[Web page and app entries]

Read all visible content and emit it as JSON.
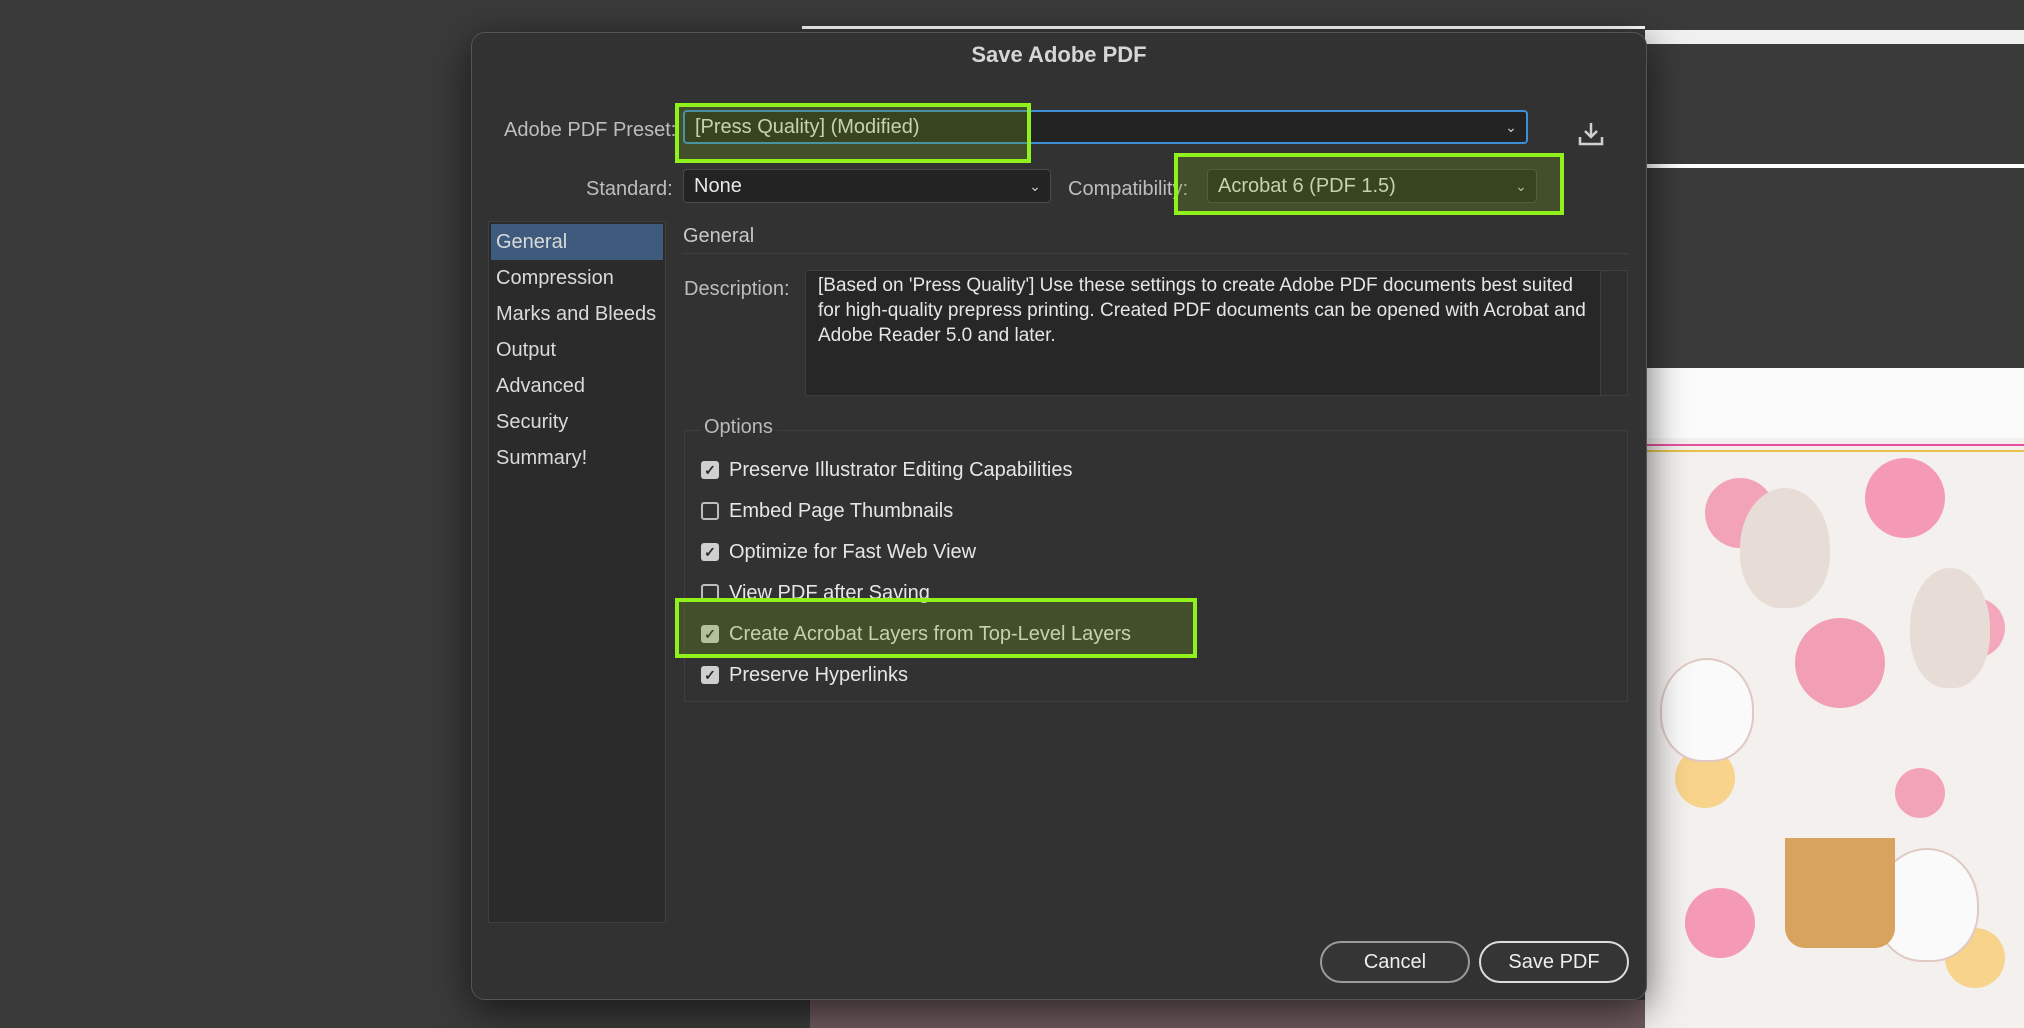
{
  "dialog": {
    "title": "Save Adobe PDF",
    "preset_label": "Adobe PDF Preset:",
    "preset_value": "[Press Quality] (Modified)",
    "standard_label": "Standard:",
    "standard_value": "None",
    "compatibility_label": "Compatibility:",
    "compatibility_value": "Acrobat 6 (PDF 1.5)",
    "save_preset_icon": "download-icon"
  },
  "sidebar": {
    "items": [
      {
        "label": "General",
        "active": true
      },
      {
        "label": "Compression"
      },
      {
        "label": "Marks and Bleeds"
      },
      {
        "label": "Output"
      },
      {
        "label": "Advanced"
      },
      {
        "label": "Security"
      },
      {
        "label": "Summary!"
      }
    ]
  },
  "main": {
    "section_title": "General",
    "description_label": "Description:",
    "description_text": "[Based on 'Press Quality'] Use these settings to create Adobe PDF documents best suited for high-quality prepress printing.  Created PDF documents can be opened with Acrobat and Adobe Reader 5.0 and later.",
    "options_title": "Options",
    "options": [
      {
        "label": "Preserve Illustrator Editing Capabilities",
        "checked": true
      },
      {
        "label": "Embed Page Thumbnails",
        "checked": false
      },
      {
        "label": "Optimize for Fast Web View",
        "checked": true
      },
      {
        "label": "View PDF after Saving",
        "checked": false
      },
      {
        "label": "Create Acrobat Layers from Top-Level Layers",
        "checked": true
      },
      {
        "label": "Preserve Hyperlinks",
        "checked": true
      }
    ]
  },
  "buttons": {
    "cancel": "Cancel",
    "save": "Save PDF"
  },
  "colors": {
    "highlight": "#8ff21a",
    "active_item": "#3e5a7c",
    "focus_border": "#3d8fd8"
  }
}
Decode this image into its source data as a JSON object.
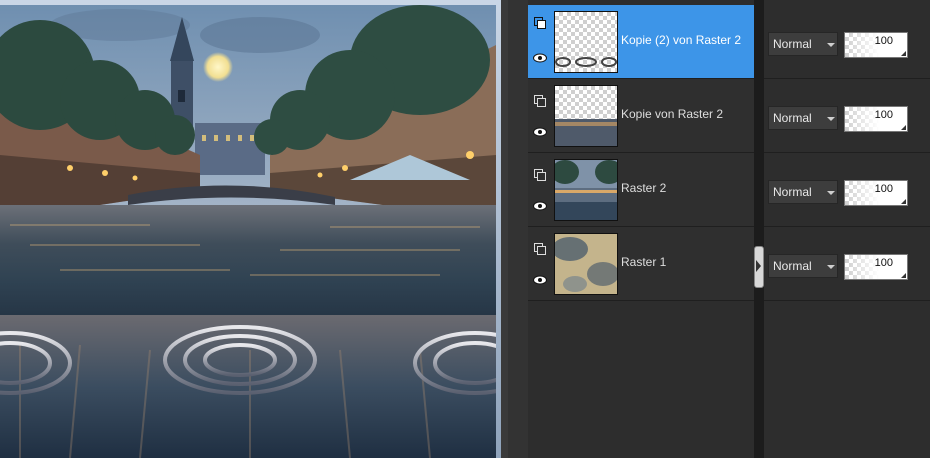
{
  "canvas": {
    "icon": "city-canal-night-image"
  },
  "layers": [
    {
      "name": "Kopie (2) von Raster 2",
      "blend": "Normal",
      "opacity": "100",
      "selected": true,
      "thumb": "rings-thumb"
    },
    {
      "name": "Kopie von Raster 2",
      "blend": "Normal",
      "opacity": "100",
      "selected": false,
      "thumb": "strip-thumb"
    },
    {
      "name": "Raster 2",
      "blend": "Normal",
      "opacity": "100",
      "selected": false,
      "thumb": "scene-thumb"
    },
    {
      "name": "Raster 1",
      "blend": "Normal",
      "opacity": "100",
      "selected": false,
      "thumb": "clouds-thumb"
    }
  ],
  "colors": {
    "selection": "#3d95e8",
    "panel": "#2d2d2d"
  }
}
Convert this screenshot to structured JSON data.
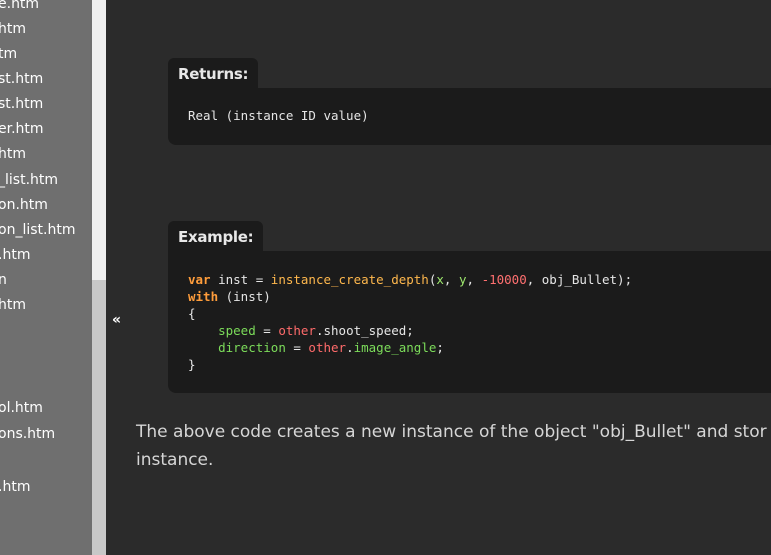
{
  "sidebar": {
    "items": [
      {
        "label": "e.htm"
      },
      {
        "label": "htm"
      },
      {
        "label": "tm"
      },
      {
        "label": "st.htm"
      },
      {
        "label": "st.htm"
      },
      {
        "label": "er.htm"
      },
      {
        "label": "htm"
      },
      {
        "label": "_list.htm"
      },
      {
        "label": "on.htm"
      },
      {
        "label": "on_list.htm"
      },
      {
        "label": ".htm"
      },
      {
        "label": "n"
      },
      {
        "label": "htm"
      },
      {
        "label": "ol.htm"
      },
      {
        "label": "ons.htm"
      },
      {
        "label": ".htm"
      }
    ]
  },
  "main": {
    "collapse_label": "«",
    "returns": {
      "heading": "Returns:",
      "value": "Real (instance ID value)"
    },
    "example": {
      "heading": "Example:",
      "tokens": {
        "var": "var",
        "inst": "inst",
        "eq": " = ",
        "fn": "instance_create_depth",
        "open": "(",
        "x": "x",
        "comma1": ", ",
        "y": "y",
        "comma2": ", ",
        "num": "-10000",
        "comma3": ", ",
        "obj": "obj_Bullet",
        "close": ");",
        "with": "with",
        "with_arg": " (inst)",
        "brace_open": "{",
        "speed": "speed",
        "eq2": " = ",
        "other1": "other",
        "shoot": ".shoot_speed;",
        "direction": "direction",
        "eq3": " = ",
        "other2": "other",
        "dot": ".",
        "angle": "image_angle",
        "semi": ";",
        "brace_close": "}"
      }
    },
    "description": {
      "line1": "The above code creates a new instance of the object \"obj_Bullet\" and stor",
      "line2": "instance."
    }
  }
}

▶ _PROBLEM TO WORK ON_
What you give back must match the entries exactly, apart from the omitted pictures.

▶ _ANSWER TO THIS PROBLEM_
Read all visible content and emit it as JSON.
{
  "dialog": {
    "title": "Save Adobe PDF",
    "preset_label": "Adobe PDF Preset:",
    "preset_value": "[Press Quality] (Modified)",
    "standard_label": "Standard:",
    "standard_value": "None",
    "compatibility_label": "Compatibility:",
    "compatibility_value": "Acrobat 6 (PDF 1.5)",
    "save_preset_icon": "download-icon"
  },
  "sidebar": {
    "items": [
      {
        "label": "General",
        "active": true
      },
      {
        "label": "Compression"
      },
      {
        "label": "Marks and Bleeds"
      },
      {
        "label": "Output"
      },
      {
        "label": "Advanced"
      },
      {
        "label": "Security"
      },
      {
        "label": "Summary!"
      }
    ]
  },
  "main": {
    "section_title": "General",
    "description_label": "Description:",
    "description_text": "[Based on 'Press Quality'] Use these settings to create Adobe PDF documents best suited for high-quality prepress printing.  Created PDF documents can be opened with Acrobat and Adobe Reader 5.0 and later.",
    "options_title": "Options",
    "options": [
      {
        "label": "Preserve Illustrator Editing Capabilities",
        "checked": true
      },
      {
        "label": "Embed Page Thumbnails",
        "checked": false
      },
      {
        "label": "Optimize for Fast Web View",
        "checked": true
      },
      {
        "label": "View PDF after Saving",
        "checked": false
      },
      {
        "label": "Create Acrobat Layers from Top-Level Layers",
        "checked": true
      },
      {
        "label": "Preserve Hyperlinks",
        "checked": true
      }
    ]
  },
  "buttons": {
    "cancel": "Cancel",
    "save": "Save PDF"
  },
  "colors": {
    "highlight": "#8ff21a",
    "active_item": "#3e5a7c",
    "focus_border": "#3d8fd8"
  }
}
Decode this image into its source data as a JSON object.
{
  "canvas": {
    "icon": "city-canal-night-image"
  },
  "layers": [
    {
      "name": "Kopie (2) von Raster 2",
      "blend": "Normal",
      "opacity": "100",
      "selected": true,
      "thumb": "rings-thumb"
    },
    {
      "name": "Kopie von Raster 2",
      "blend": "Normal",
      "opacity": "100",
      "selected": false,
      "thumb": "strip-thumb"
    },
    {
      "name": "Raster 2",
      "blend": "Normal",
      "opacity": "100",
      "selected": false,
      "thumb": "scene-thumb"
    },
    {
      "name": "Raster 1",
      "blend": "Normal",
      "opacity": "100",
      "selected": false,
      "thumb": "clouds-thumb"
    }
  ],
  "colors": {
    "selection": "#3d95e8",
    "panel": "#2d2d2d"
  }
}
Convert this screenshot to structured JSON data.
{
  "sidebar": {
    "items": [
      {
        "label": "e.htm"
      },
      {
        "label": "htm"
      },
      {
        "label": "tm"
      },
      {
        "label": "st.htm"
      },
      {
        "label": "st.htm"
      },
      {
        "label": "er.htm"
      },
      {
        "label": "htm"
      },
      {
        "label": "_list.htm"
      },
      {
        "label": "on.htm"
      },
      {
        "label": "on_list.htm"
      },
      {
        "label": ".htm"
      },
      {
        "label": "n"
      },
      {
        "label": "htm"
      },
      {
        "label": "ol.htm"
      },
      {
        "label": "ons.htm"
      },
      {
        "label": ".htm"
      }
    ]
  },
  "main": {
    "collapse_label": "«",
    "returns": {
      "heading": "Returns:",
      "value": "Real (instance ID value)"
    },
    "example": {
      "heading": "Example:",
      "tokens": {
        "var": "var",
        "inst": "inst",
        "eq": " = ",
        "fn": "instance_create_depth",
        "open": "(",
        "x": "x",
        "comma1": ", ",
        "y": "y",
        "comma2": ", ",
        "num": "-10000",
        "comma3": ", ",
        "obj": "obj_Bullet",
        "close": ");",
        "with": "with",
        "with_arg": " (inst)",
        "brace_open": "{",
        "speed": "speed",
        "eq2": " = ",
        "other1": "other",
        "shoot": ".shoot_speed;",
        "direction": "direction",
        "eq3": " = ",
        "other2": "other",
        "dot": ".",
        "angle": "image_angle",
        "semi": ";",
        "brace_close": "}"
      }
    },
    "description": {
      "line1": "The above code creates a new instance of the object \"obj_Bullet\" and stor",
      "line2": "instance."
    }
  }
}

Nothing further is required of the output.